Mr Chidwick, of Dover, Kent, said: “The pictures were taken by my father who was serving aboard HMS Sphinx while on armed patrol off the Zanzibar and Mozambique coast.
“They caught quite a few slavers and those particular slaves that are in the pictures happened while he was on watch.
“That night a dhow sailed by and the slaves were all chained together. He raised the alarm and they got them on to the ship and got the chains knocked off them.
“They then questioned them and sent a party of marines ashore to try to track the slave traders down.
“They caught two of them and I believe they were of Arabic origin.
“My father thought the slave trade was a despicable thing that was going on, the slaves were treated very badly so when they got the slavers they didn’t give them a very nice time.”
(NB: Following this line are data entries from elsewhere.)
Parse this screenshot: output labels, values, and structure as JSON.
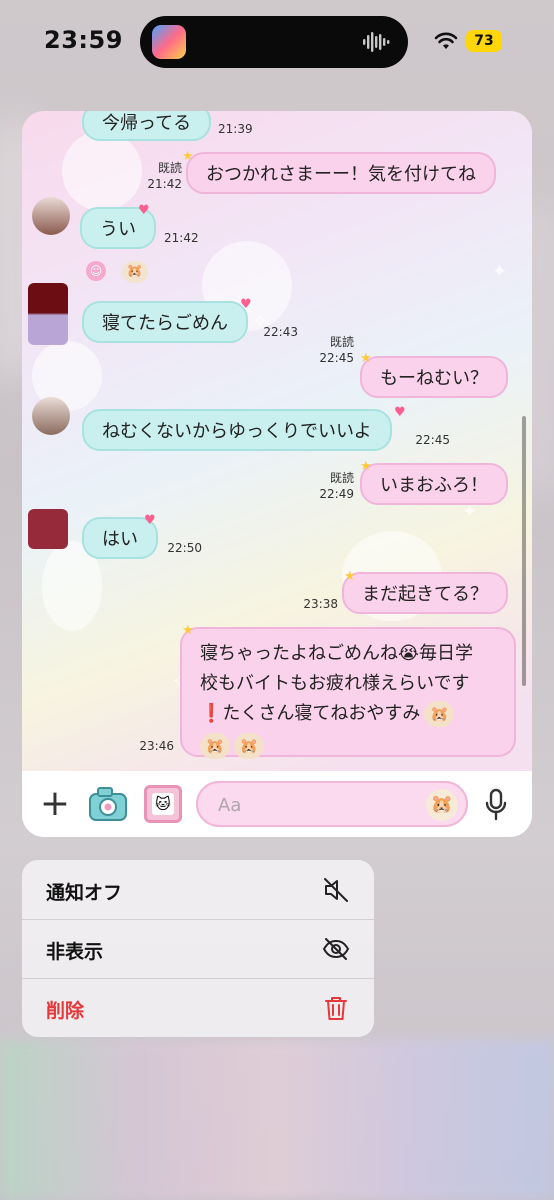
{
  "status_bar": {
    "time": "23:59",
    "battery": "73"
  },
  "chat": {
    "messages": [
      {
        "side": "in",
        "text": "今帰ってる",
        "time": "21:39"
      },
      {
        "side": "out",
        "text": "おつかれさまーー！気を付けてね",
        "read": "既読",
        "time": "21:42"
      },
      {
        "side": "in",
        "text": "うい",
        "time": "21:42"
      },
      {
        "side": "in",
        "text": "寝てたらごめん",
        "time": "22:43"
      },
      {
        "side": "out",
        "text": "もーねむい？",
        "read": "既読",
        "time": "22:45"
      },
      {
        "side": "in",
        "text": "ねむくないからゆっくりでいいよ",
        "time": "22:45"
      },
      {
        "side": "out",
        "text": "いまおふろ！",
        "read": "既読",
        "time": "22:49"
      },
      {
        "side": "in",
        "text": "はい",
        "time": "22:50"
      },
      {
        "side": "out",
        "text": "まだ起きてる？",
        "time": "23:38"
      },
      {
        "side": "out",
        "text_line1": "寝ちゃったよねごめんね😭毎日学",
        "text_line2": "校もバイトもお疲れ様えらいです",
        "text_line3": "❗たくさん寝てねおやすみ",
        "time": "23:46"
      }
    ]
  },
  "input_bar": {
    "placeholder": "Aa"
  },
  "menu": {
    "items": [
      {
        "label": "通知オフ",
        "icon": "speaker-mute-icon"
      },
      {
        "label": "非表示",
        "icon": "eye-slash-icon"
      },
      {
        "label": "削除",
        "icon": "trash-icon",
        "color": "#e5383b"
      }
    ]
  }
}
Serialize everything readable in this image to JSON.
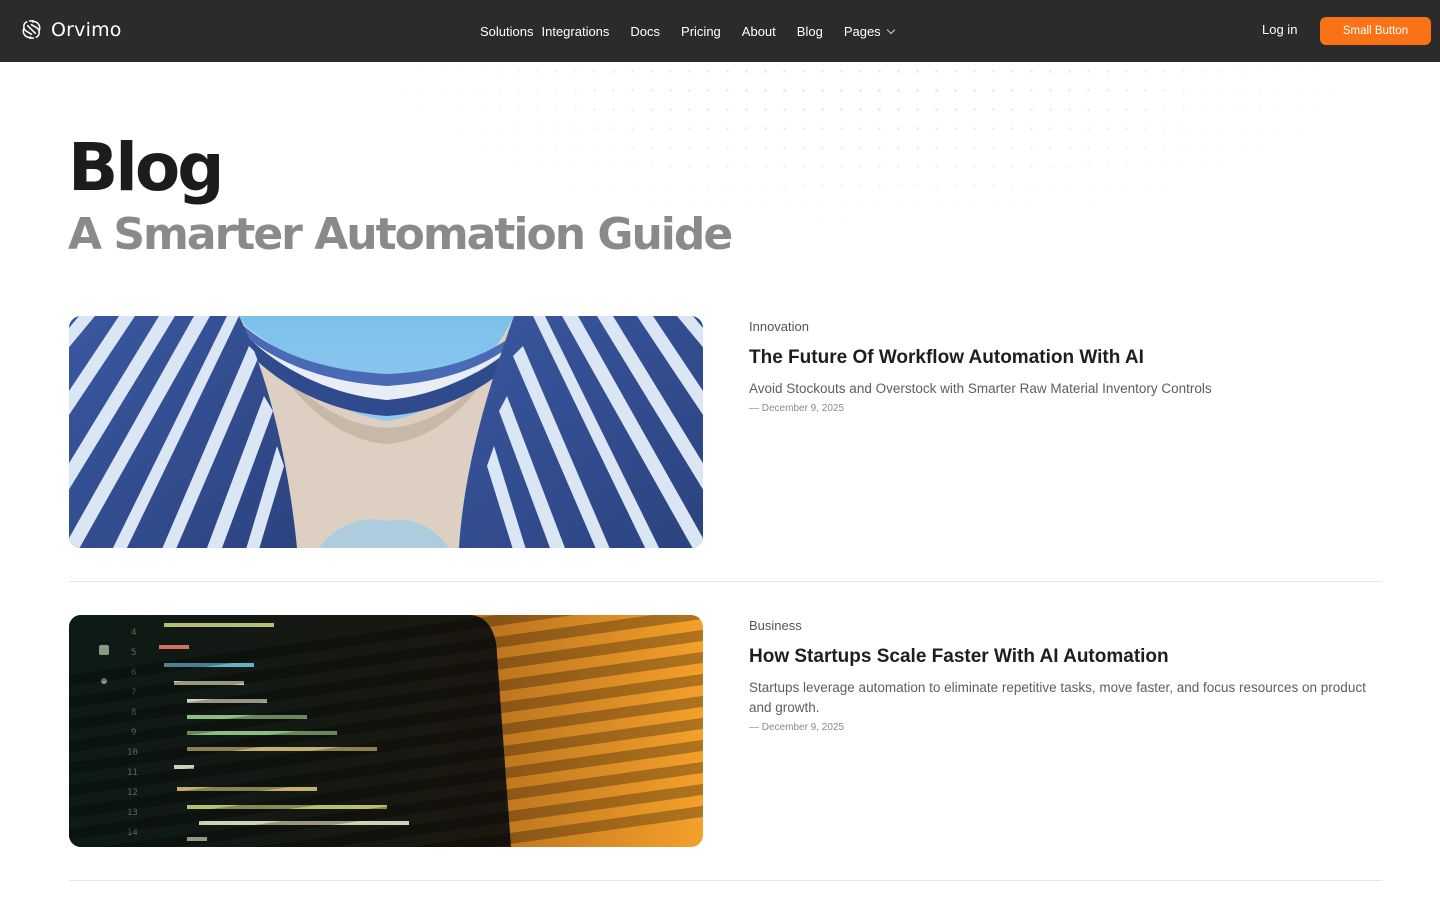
{
  "brand": {
    "name": "Orvimo",
    "logo_icon": "orvimo-logo-icon"
  },
  "nav": {
    "links": [
      {
        "label": "Solutions"
      },
      {
        "label": "Integrations"
      },
      {
        "label": "Docs"
      },
      {
        "label": "Pricing"
      },
      {
        "label": "About"
      },
      {
        "label": "Blog"
      },
      {
        "label": "Pages"
      }
    ],
    "pages_icon": "chevron-down-icon",
    "login_label": "Log in",
    "cta_label": "Small Button",
    "cta_color": "#f97316",
    "bg_color": "#2b2b2b"
  },
  "hero": {
    "title": "Blog",
    "subtitle": "A Smarter Automation Guide"
  },
  "posts": [
    {
      "category": "Innovation",
      "title": "The Future Of Workflow Automation With AI",
      "excerpt": "Avoid Stockouts and Overstock with Smarter Raw Material Inventory Controls",
      "date": "— December 9, 2025",
      "image": "architecture-photo"
    },
    {
      "category": "Business",
      "title": "How Startups Scale Faster With AI Automation",
      "excerpt": "Startups leverage automation to eliminate repetitive tasks, move faster, and focus resources on product and growth.",
      "date": "— December 9, 2025",
      "image": "code-screen-photo"
    }
  ]
}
Jacquie Shaw, spokeswoman for the Royal Naval Museum, said: “The museum and the Royal Navy are delighted to announce the donation of a nationally important collection of unique photographs taken by Able Seaman Joseph John Chidwick during his service on the Persian Gulf Station where the crew of HMS Sphinx were engaged in subduing the slave trade.
“The collection comprises a fascinating and important snapshot of life on anti-slavery duties off the coast of Africa.”
The exhibition, ‘Chasing Freedom -The Royal Navy and the suppression of the Transatlantic Slave Trade’, is being held until January next year to mark the 200th anniversary of the abolition of the slave trade.
The House of Commons passed a bill in 1805 making it unlawful for any British subject to capture and transport slaves but the measure was blocked by the House of Lords and did not come into force until March 25, 1807.
Mrs Shaw said that since the exhibition opened, members of the public had brought forward several historically-important items.
She said: “As well as these amazing images, members of the public have brought many other unheard stories of the Royal Navy and the trade in enslaved Africans to the museum’s attention including the original ship’s log of the famed HMS Black Joke of the West Coast of Africa Station.”
Hat tip: VH.